In this regard, what role does Industry 4.0 play for you?
Industry 4.0 is one of six pillars of digitisation, just as there are products and services, smart mobility, customers, trade and user experience. It is a wide field where a lot still needs to be done, especially in terms of new production processes such as 3D and 4D printing and as regards the complete networking of both machines and humans. Everything again is heavily based on new algorithms which in turn are based on machine learning and artificial intelligence.
Which changes in production result from existing structures and processes?
As I said, Industry 4.0 is a big pillar. Especially digital processes, predictive maintenance to autonomous self-optimisation of machines, artificial intelligence-based processes and self-learning algorithms result in a very large optimisation of structures and processes: in all, highly desirable and in for a positive impact.
Next to your digital strategy, you have launched an offensive for autonomous driving. What content is at play and how will it be positioned in the coming years?
Autonomous driving, electric and shared mobility – or mobility at the press of a button – are all topics of the future. Through our own development of an autonomous system, I can tell we have a tremendous chance to make great progress and to strongly position ourselves as very innovative. It is very important that we are at the forefront of autonomous driving, as it will massively contribute to the heart of the automobile and ultimately its reinvention. On par with that of the steam engine, railroads, cars, electricity and the computer, it is definitely another key invention that will change society for the better, advancing humanity as a whole and paying a final contribution to the democratisation of the transport industry and indeed mobility itself.
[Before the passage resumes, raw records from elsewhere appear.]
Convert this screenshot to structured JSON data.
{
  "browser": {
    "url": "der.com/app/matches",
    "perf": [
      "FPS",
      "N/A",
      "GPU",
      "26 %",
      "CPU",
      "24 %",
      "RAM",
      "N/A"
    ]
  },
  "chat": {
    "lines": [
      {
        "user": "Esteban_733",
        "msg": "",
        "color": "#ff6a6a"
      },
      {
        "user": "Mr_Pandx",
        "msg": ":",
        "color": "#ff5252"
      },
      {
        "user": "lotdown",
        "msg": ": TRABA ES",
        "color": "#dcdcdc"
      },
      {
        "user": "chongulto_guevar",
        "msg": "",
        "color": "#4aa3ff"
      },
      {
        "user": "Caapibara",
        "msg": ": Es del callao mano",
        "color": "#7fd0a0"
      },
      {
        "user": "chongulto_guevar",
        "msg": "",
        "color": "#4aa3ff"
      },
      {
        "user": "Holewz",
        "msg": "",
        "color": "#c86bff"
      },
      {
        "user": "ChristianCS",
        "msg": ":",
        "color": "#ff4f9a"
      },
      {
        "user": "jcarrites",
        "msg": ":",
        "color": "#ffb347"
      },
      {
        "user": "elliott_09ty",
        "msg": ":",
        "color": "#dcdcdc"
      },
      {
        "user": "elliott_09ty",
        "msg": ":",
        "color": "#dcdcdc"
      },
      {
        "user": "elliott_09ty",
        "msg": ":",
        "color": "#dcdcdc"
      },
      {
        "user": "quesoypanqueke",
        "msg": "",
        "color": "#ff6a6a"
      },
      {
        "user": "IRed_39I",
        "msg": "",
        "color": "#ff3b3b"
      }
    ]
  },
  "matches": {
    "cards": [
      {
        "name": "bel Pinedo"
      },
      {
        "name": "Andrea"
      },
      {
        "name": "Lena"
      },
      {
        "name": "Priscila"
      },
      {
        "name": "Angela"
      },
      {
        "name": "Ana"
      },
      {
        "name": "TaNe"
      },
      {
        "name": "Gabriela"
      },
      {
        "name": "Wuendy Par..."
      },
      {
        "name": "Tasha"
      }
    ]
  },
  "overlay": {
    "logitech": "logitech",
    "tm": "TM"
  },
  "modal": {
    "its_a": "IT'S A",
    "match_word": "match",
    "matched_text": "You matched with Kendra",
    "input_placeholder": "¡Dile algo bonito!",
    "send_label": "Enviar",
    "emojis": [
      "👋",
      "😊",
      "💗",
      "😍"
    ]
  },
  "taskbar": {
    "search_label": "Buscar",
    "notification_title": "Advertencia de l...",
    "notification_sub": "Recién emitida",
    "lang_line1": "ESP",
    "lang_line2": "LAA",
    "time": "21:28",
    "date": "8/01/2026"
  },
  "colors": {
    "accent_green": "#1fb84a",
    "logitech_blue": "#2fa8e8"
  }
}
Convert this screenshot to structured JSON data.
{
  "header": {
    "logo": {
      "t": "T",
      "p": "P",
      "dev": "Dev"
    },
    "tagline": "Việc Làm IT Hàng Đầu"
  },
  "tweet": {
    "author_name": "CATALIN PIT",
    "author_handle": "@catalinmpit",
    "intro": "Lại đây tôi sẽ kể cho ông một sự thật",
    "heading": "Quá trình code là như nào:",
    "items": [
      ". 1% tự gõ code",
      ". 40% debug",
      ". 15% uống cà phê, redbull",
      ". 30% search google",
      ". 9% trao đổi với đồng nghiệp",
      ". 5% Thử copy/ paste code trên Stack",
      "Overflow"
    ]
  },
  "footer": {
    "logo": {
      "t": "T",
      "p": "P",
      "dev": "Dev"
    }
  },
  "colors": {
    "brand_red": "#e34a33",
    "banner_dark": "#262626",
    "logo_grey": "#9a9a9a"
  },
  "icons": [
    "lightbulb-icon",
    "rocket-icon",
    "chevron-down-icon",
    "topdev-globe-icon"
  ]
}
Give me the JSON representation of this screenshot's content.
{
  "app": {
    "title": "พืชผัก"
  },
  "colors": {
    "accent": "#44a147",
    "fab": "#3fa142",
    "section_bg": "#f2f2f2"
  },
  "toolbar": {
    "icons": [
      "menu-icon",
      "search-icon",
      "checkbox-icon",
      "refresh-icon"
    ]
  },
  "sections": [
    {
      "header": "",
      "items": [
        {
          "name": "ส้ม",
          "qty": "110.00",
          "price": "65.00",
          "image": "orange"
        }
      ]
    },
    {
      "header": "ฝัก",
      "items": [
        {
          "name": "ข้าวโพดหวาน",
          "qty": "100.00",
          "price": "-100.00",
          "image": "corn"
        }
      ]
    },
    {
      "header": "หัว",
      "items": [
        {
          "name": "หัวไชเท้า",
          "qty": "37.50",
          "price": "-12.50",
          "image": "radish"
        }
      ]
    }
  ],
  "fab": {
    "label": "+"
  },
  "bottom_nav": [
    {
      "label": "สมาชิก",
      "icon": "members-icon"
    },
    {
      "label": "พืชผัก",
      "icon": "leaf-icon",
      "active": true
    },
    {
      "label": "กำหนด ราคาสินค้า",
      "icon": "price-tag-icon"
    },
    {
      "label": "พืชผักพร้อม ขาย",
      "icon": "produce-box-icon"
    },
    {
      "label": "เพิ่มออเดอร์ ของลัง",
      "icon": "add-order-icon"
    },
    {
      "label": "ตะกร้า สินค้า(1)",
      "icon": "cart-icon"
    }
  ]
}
What advantages do you see for Volkswagen when compared to the competition?
Whether cars, trucks, buses or commercial vehicles – we cover all areas. That is in itself a huge competitive advantage and we have twelve extremely strong brands within our company: Seat, Skoda, VW, Audi, Porsche, Bentley, Bugatti, Lamborghini, Ducati, Scania and MAN. The hardware we have over decades mastered perfectly, and now we also act in software and services with exactly the same focus and attention to detail. Accordingly, I am very optimistic about the future as we are developing new skills for software, services, artificial intelligence, algorithms, analytics, new sensors and the development of the autonomous system.
Johann Jungwirth has been appointed Head of the Volkswagen Group’s newly established Digitalisation Strategy Department, effective November 1, 2015. Jungwirth moved to the Volkswagen Group from the American IT corporation Apple and reports directly to Matthias Müller, CEO of Volkswagen Aktiengesellschaft. With the new function and the appointment of Jungwirth, Volkswagen is strongly reinforcing its position in digitalisation, which is a very important future field for the automotive industry.
This article was published in The Produktkulturmagazin, issue Q3 2016. Picture credit © Volkswagen Group